It is important to discuss the frequency and duration of massage therapy with your healthcare provider or massage therapist to determine the best treatment plan for your individual needs.
Self-Massage for Pectoralis Minor Syndrome
In addition to professional massage therapy, you can also perform self-massage to help relieve symptoms of Pectoralis Minor Syndrome. Here are some techniques that you can try:
Cross-friction massage involves applying pressure to the affected area using the fingertips or the heel of the hand and then rubbing in a circular motion across the muscle fibers. This can help to break up scar tissue and reduce muscle tension.
Stretching exercises can also help relieve symptoms of Pectoralis Minor Syndrome. To stretch the pectoralis minor muscle, stand facing a wall with your feet shoulder-width apart. Place your hands on the wall at shoulder height, and then lean forward until you feel a stretch in your chest and shoulder. Hold the stretch for 15-30 seconds, and then repeat on the other side.
Another self-massage technique that can be helpful for Pectoralis Minor Syndrome is using a tennis ball or foam roller to apply pressure to the affected area. Lie on your back and place the tennis ball or foam roller under your shoulder blade. Roll the ball or roller back and forth across the muscle fibers, applying pressure to the areas that are most tender or painful.
Hot and Cold Therapy
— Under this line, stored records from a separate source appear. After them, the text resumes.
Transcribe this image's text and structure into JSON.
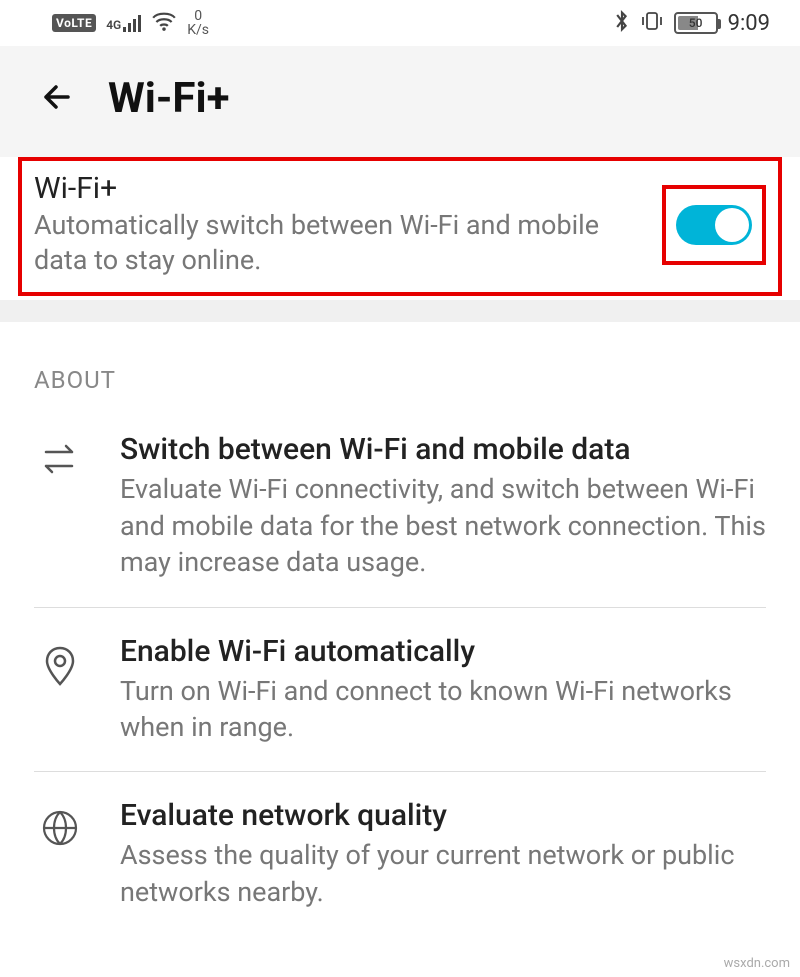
{
  "status": {
    "volte": "VoLTE",
    "network_label": "4G",
    "speed_num": "0",
    "speed_unit": "K/s",
    "battery": "50",
    "time": "9:09"
  },
  "header": {
    "title": "Wi-Fi+"
  },
  "main_toggle": {
    "title": "Wi-Fi+",
    "description": "Automatically switch between Wi-Fi and mobile data to stay online.",
    "enabled": true
  },
  "about": {
    "label": "ABOUT",
    "items": [
      {
        "title": "Switch between Wi-Fi and mobile data",
        "description": "Evaluate Wi-Fi connectivity, and switch between Wi-Fi and mobile data for the best network connection. This may increase data usage."
      },
      {
        "title": "Enable Wi-Fi automatically",
        "description": "Turn on Wi-Fi and connect to known Wi-Fi networks when in range."
      },
      {
        "title": "Evaluate network quality",
        "description": "Assess the quality of your current network or public networks nearby."
      }
    ]
  },
  "watermark": "wsxdn.com"
}
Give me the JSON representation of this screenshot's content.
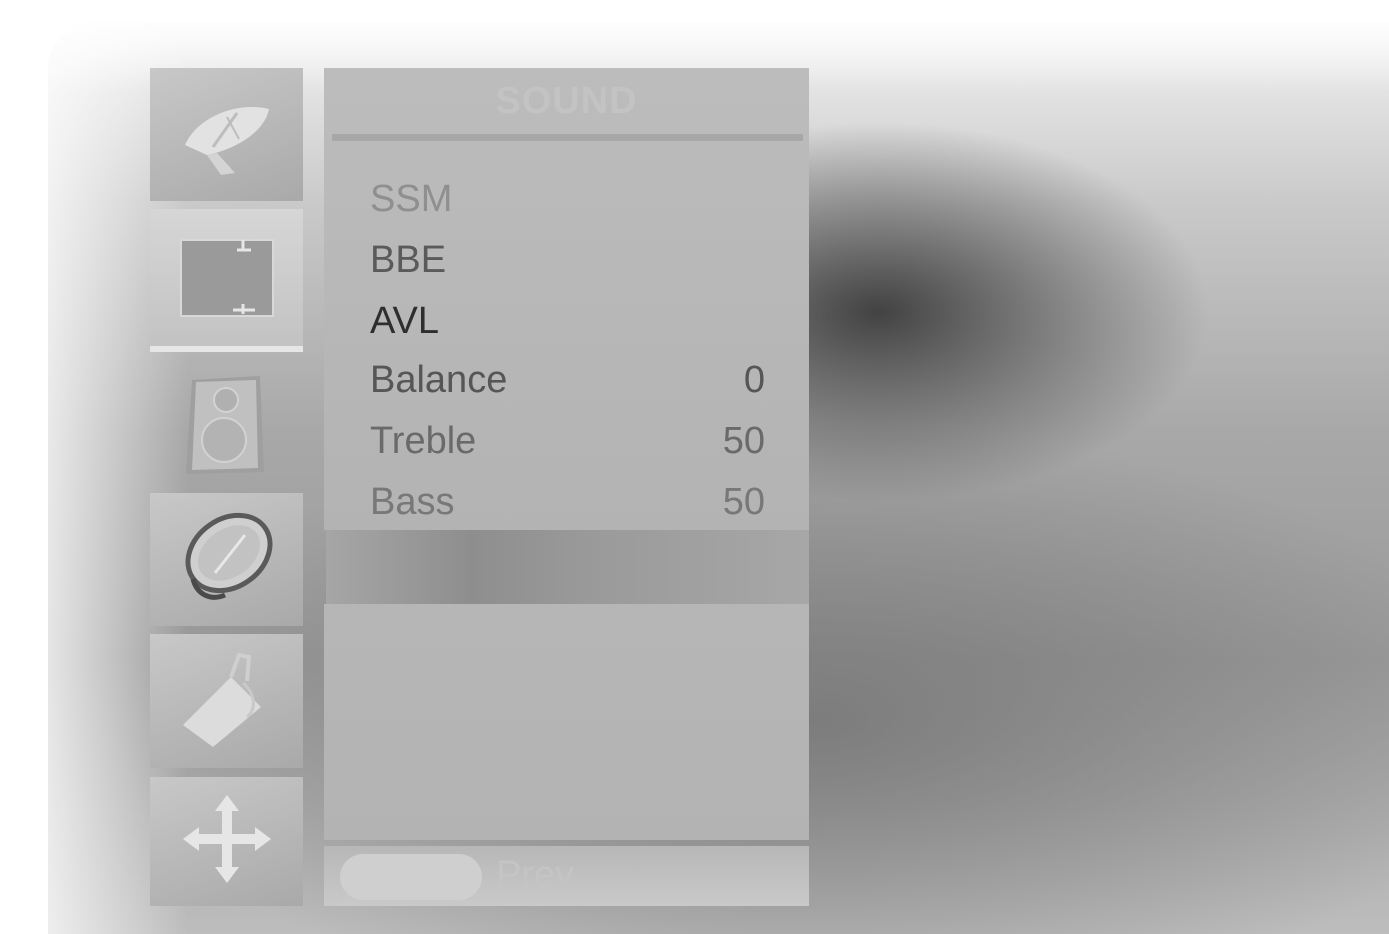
{
  "menu": {
    "title": "SOUND",
    "items": [
      {
        "label": "SSM",
        "value": "",
        "color": "#8f8f8f"
      },
      {
        "label": "BBE",
        "value": "",
        "color": "#5a5a5a"
      },
      {
        "label": "AVL",
        "value": "",
        "color": "#2e2e2e"
      },
      {
        "label": "Balance",
        "value": "0",
        "color": "#565656"
      },
      {
        "label": "Treble",
        "value": "50",
        "color": "#6a6a6a"
      },
      {
        "label": "Bass",
        "value": "50",
        "color": "#787878"
      }
    ]
  },
  "footer": {
    "prev_label": "Prev."
  },
  "sidebar": {
    "icons": [
      {
        "name": "satellite-dish-icon"
      },
      {
        "name": "picture-icon"
      },
      {
        "name": "speaker-icon"
      },
      {
        "name": "clock-icon"
      },
      {
        "name": "tools-icon"
      },
      {
        "name": "move-arrows-icon"
      }
    ],
    "selected_index": 1
  }
}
Applying hot and cold therapy to the affected area can also help relieve symptoms of Pectoralis Minor Syndrome. Apply a cold compress, such as an ice pack, to the affected area for 20 minutes at a time, several times a day. This can help to reduce inflammation and numb pain.
After applying cold therapy, you can also try applying heat to the affected area. This can help to increase circulation and promote healing. Apply a warm compress, such as a heating pad or warm towel, to the affected area for 20 minutes at a time, several times a day.
Can Pectoralis Minor Syndrome be prevented?
There is no surefire way to prevent Pectoralis Minor Syndrome, but practicing good posture, maintaining proper ergonomics, and engaging in regular exercise can help to reduce the risk of developing the condition.
Pectoralis Minor Syndrome can cause a range of symptoms, including pain, numbness, and tingling in the chest, shoulder, and arm. Massage therapy is a non-invasive treatment option that can help relieve these symptoms. By using gentle pressure and a variety of massage techniques, massage therapy can help to improve circulation, reduce inflammation, and promote healing.
If you are experiencing symptoms of Pectoralis Minor Syndrome, consider incorporating massage therapy into your treatment plan. Be sure to discuss your symptoms and treatment options with your healthcare provider or massage therapist to determine the best course of action for your individual needs.
Is massage therapy the only treatment option for Pectoralis Minor Syndrome?
No, massage therapy is just one of many non-invasive treatment options for Pectoralis Minor Syndrome. Other treatment options may include physical therapy, medication, or surgery.
Can I perform a self-massage for Pectoralis Minor Syndrome?
Yes, self-massage can be a helpful way to relieve symptoms of Pectoralis Minor Syndrome. However, it is important to learn proper techniques and take precautions to avoid exacerbating the condition.
How long does it take for massage therapy to be effective for Pectoralis Minor Syndrome?
The duration of treatment will depend on the severity of your symptoms and your individual needs. Generally, massage therapy sessions last between 30 minutes to one hour, and are performed once or twice a week.
Is Pectoralis Minor Syndrome a serious condition?
While Pectoralis Minor Syndrome can cause discomfort and interfere with daily activities, it is not typically considered a serious or life-threatening condition.